Awake, my soul! lift up thine eyes;
See where thy foes against thee rise,
In long array, a numerous host;
Awake, my soul! or thou art lost.
Here giant danger threatening stands,
Mustering his pale, terrific bands;
There, pleasure’s silken banners spread,
And willing souls are captives led.
See where rebellious passions rage,
And fierce desires and lusts engage;
The meanest foe of all the train
Has thousands and ten thousands slain.
Come, then, my soul! now learn to wield
The weight of thine immortal shield;
Put on the armor from above
Of heavenly truth and heavenly love.
The terror and the charm repel,
And powers of earth, and powers of hell;
The Man of Calvary triumphed here;
Why should his faithful followers fear?
Awake, my soul, lift up thine eyes.
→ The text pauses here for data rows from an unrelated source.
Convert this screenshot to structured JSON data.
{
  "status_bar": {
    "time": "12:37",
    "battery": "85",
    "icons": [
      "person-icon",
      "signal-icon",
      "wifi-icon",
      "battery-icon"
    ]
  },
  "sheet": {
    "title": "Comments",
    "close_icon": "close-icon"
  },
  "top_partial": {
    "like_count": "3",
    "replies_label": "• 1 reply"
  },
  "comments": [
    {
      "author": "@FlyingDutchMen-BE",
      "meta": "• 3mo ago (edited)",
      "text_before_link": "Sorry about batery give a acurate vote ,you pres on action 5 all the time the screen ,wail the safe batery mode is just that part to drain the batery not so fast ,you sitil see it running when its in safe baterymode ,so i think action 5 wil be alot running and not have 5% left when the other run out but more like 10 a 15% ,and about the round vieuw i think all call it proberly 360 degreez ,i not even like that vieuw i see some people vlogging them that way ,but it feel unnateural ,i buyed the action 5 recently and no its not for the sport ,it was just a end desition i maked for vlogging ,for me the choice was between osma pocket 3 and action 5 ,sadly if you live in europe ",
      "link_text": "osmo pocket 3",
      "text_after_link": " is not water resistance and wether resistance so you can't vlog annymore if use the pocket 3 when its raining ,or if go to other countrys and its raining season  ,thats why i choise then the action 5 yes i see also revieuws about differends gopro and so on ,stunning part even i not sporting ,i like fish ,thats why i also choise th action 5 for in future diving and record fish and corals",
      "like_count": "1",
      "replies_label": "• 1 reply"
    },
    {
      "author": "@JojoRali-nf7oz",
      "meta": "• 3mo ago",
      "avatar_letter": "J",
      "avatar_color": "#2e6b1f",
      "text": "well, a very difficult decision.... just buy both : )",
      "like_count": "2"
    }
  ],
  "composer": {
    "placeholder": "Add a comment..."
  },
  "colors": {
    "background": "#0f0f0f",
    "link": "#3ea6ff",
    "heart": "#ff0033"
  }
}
Anna L. Barbauld. [Watchfulness.] Contributed to Dr. Enfield's Hymns, &c, Warrington, 1772, No. 126, in 6 stanzas of 4 lines, and headed "The Conflict." In the following year it was repeated in her Poems, London, 1773, and again in her Works, &c, 1825, vol. i. p. 330. Its use has been and still is fairly extensive both in Great Britain, and America. Original text in Lyra Britannica, 1867, p. 34, and Lord Seiborne's Book of Praise, 1862, p. 485. In the latter the date, 1773, is given in error.
-- John Julian, Dictionary of Hymnology (1907)